That lesson wasn’t lost on Mark and when a spinout from that same company approached him to join a startup team which would develop the world’s highest resolution superconducting gravity instrument. Mark committed with responsibility for developing workflows and techniques to interpret the data, focusing on where to deploy the new gravity systems. The envisaged timeframe was two to three years after which his plan was to return to academia with a new airborne system he could ‘borrow’ to monitor microgravity on active volcanoes. So, he made a promise to the CEO, to stick with the program until the system was fully developed and operational. Little did Mark know, but it was the start of a journey that would take over a decade to complete.
No Guarantees in Life, or a Good Start-up Idea
At the core of the venture was the development of a superconducting gravity gradiometer, a system so sensitive that it would revolutionize subsurface gravity imaging. It had originally been designed to operate in space under a European Space Agency project and the engineering team assembled was exceptionally talented.
“The team assembled was truly multidisciplinary. You had PhD level low noise superconducting engineers working next to and reliant on watchmakers tasked with building micro-accelerometers. I absolutely loved the working environment and marveled at the synergy … the whole being greater than the sum of its parts.”

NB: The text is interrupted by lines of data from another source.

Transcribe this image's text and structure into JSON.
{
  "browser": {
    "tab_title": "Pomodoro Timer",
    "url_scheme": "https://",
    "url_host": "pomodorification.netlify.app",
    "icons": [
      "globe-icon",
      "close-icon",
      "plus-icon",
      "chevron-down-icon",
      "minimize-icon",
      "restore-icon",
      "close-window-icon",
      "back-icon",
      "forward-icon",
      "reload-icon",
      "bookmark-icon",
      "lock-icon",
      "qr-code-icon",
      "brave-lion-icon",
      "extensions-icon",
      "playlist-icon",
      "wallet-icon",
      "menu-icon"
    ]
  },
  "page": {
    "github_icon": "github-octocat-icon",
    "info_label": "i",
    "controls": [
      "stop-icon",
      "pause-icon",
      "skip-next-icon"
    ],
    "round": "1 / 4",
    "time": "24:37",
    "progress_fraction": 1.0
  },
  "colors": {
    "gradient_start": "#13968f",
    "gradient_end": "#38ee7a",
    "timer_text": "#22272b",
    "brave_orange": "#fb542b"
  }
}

At that time, the development focus was centered around hydrocarbons and mineral exploration and so a deal was brokered to operate the only commercial Full Tensor Gravity Gradiometer (FTG) manufactured by Lockheed-Martin. While the FTG commercial offering went from strength to strength, the superconducting project stalled, and with no sign that it would be commercialized, Mark left and a few years later created Bridgeporth.
The new company, backed by venture capitalist funding, built a solid business around the latest Lockheed ‘enhanced’ FTG instrument called the e FTG. This system not only demonstrated an improvement in servicing the hydrocarbon market, but also possessed the sensitivity and signal to noise to search for battery minerals, water resources and geothermal energy. Over two decades on from the Montserrat eruption, an instrument that can finally provide useful airborne data for volcanic monitoring has been developed and the journey reaches full circle. Is Mark finally at peace with Nevado del Ruiz?
“Innovation comes from creative thinking, but to flourish, resources and a conducive environment are needed. That’s where academia and industry need to develop a more symbiotic relationship. In the UK we don’t do that quite as well as the US, but I hear the government has just appointed a science and technology tsar, so fingers crossed. At the very least let’s pay scientists and engineers what they are worth and give them the funds to make some magic.”